EEOC Releases Updated Religious Exemption Guidance
Senior Compliance Attorney
On October 25, 2021 the Equal Employment Opportunity Commission (EEOC) updated their FAQs regarding COVID-19. Specifically, this guidance focuses on the religious objection to the COVID-19 vaccination.
Highlights of the EEOC Updated FAQs are below:
Q: Must employees use specific language to request a religious accommodation?
A: No. The guidance states there are no “magic words” employees must use to claim the religious objection. Employers should provide contact information to claim the accommodation and employees should let the employer know there is a religious conflict with a vaccination requirement based on sincerely held beliefs.
Q: Does an employer have to accept the religious objection based on the employee’s simple request or can the employer ask for more information to substantiate the objection?
A: Generally, employers can assume that the objection is based on sincerely held religious beliefs. However, an employer can ask for additional supporting information to support the request if the employer has an objective basis for questioning the employee’s objection. Employees must cooperate with the employer’s reasonable request for additional information or risk losing any subsequent claim that the employer denied the accommodation.
The guidance points out that the definition of “religion” under Title VII does protect non-traditional religious beliefs that may not be familiar to the employer. Title VII does not, however, protect social, political or economic views or personal preferences.
Also, the sincerity of an employee’s religious beliefs is typically not an area of question unless related to the individual’s credibility. Factors which may undermine employee credibility are:
- Whether the employee has acted in a manner inconsistent with the professed belief;
- Whether the accommodation sought is a particularly desirable benefit that is likely sought for non-religious reasons;
- Whether the timing of the request renders it suspect; and
- Whether the employer has reason to believe the accommodation is sought for non-religious reasons
Employers can request an explanation from the employee on how the religious belief conflicts with the COVID-19 vaccination requirement. Employers should not assume that an employee is insincere because some of the employee’s practices deviate from the tenets of the employee’s beliefs or because the employee adheres to certain practices but not others. All religious objections should be reviewed on an individual basis.
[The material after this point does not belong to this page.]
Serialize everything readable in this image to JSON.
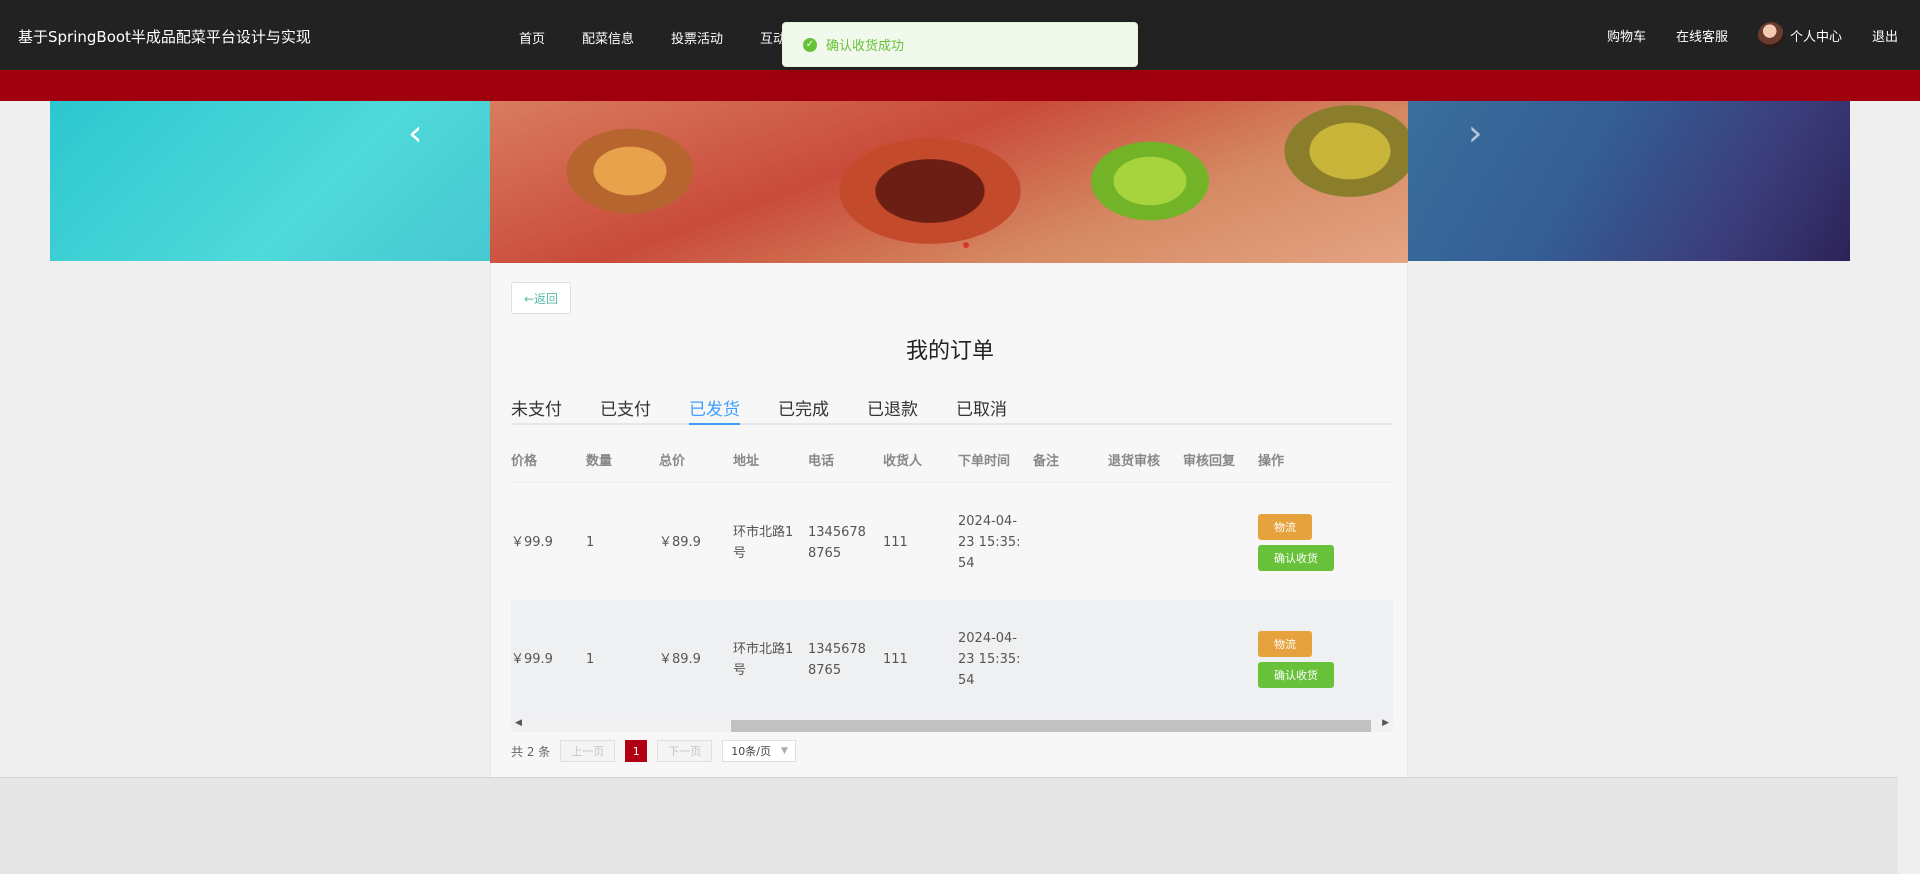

Q: When is a religious accommodation considered an undue hardship for the employer?
A: Employers should consider all reasonable accommodations for employees claiming a religious objection, including telework and reassignment. However, if an employer demonstrates an inability to reasonably accommodate the employee’s religious belief against vaccination, then the employer does not need to provide the accommodation. According to the U.S. Supreme Court, requiring an employer to bear more than a minimal cost to accommodate due to religious belief is an undue hardship. Undue hardship may be situations where the accommodation would impair workplace safety, diminish efficiency in other positions, or cause co-workers to carry the accommodated employee’s share of hazardous or difficult work.
Determination of undue hardship is a fact specific determination. Factors to consider would be: whether the employee works indoors or outdoors, works alone or in a group setting, or has close contact with other employees and members of the public. In addition, employers can consider how many religious objection accommodations are needed.
Q: Is an employer required to provide the preferred religious accommodation if there are other more effective accommodations that do not cause an undue hardship to the employer?
A: Employers may choose which accommodations to offer. Employers may consider the employee’s preference if more than one accommodation is available. However, the employer is not obligated to provide that accommodation. Employers may rely on CDC recommendations when deciding on effective accommodations.
Q: If an accommodation is granted, is the employer allowed to later reconsider that accommodation?
A: Employer may take into account changing circumstances over time in evaluating undue hardship and religious accommodations. Employers should discuss with employees any concerns regarding a continuing religious accommodation before revoking the accommodation.
Employers do have some flexibility in the way they approve religious objections to COVID-19 vaccination mandates, however they would be well-served to have a thorough and consistent process for those exemptions which are approved by their legal counsel. This guidance from the EEOC is a strong foundation for updating your current process or putting a new process in place.
The information provided is a summary of laws and regulations relating to employee benefit plan compliance. This information should not be construed as legal advice. In all cases, employers should consult with their own legal counsel.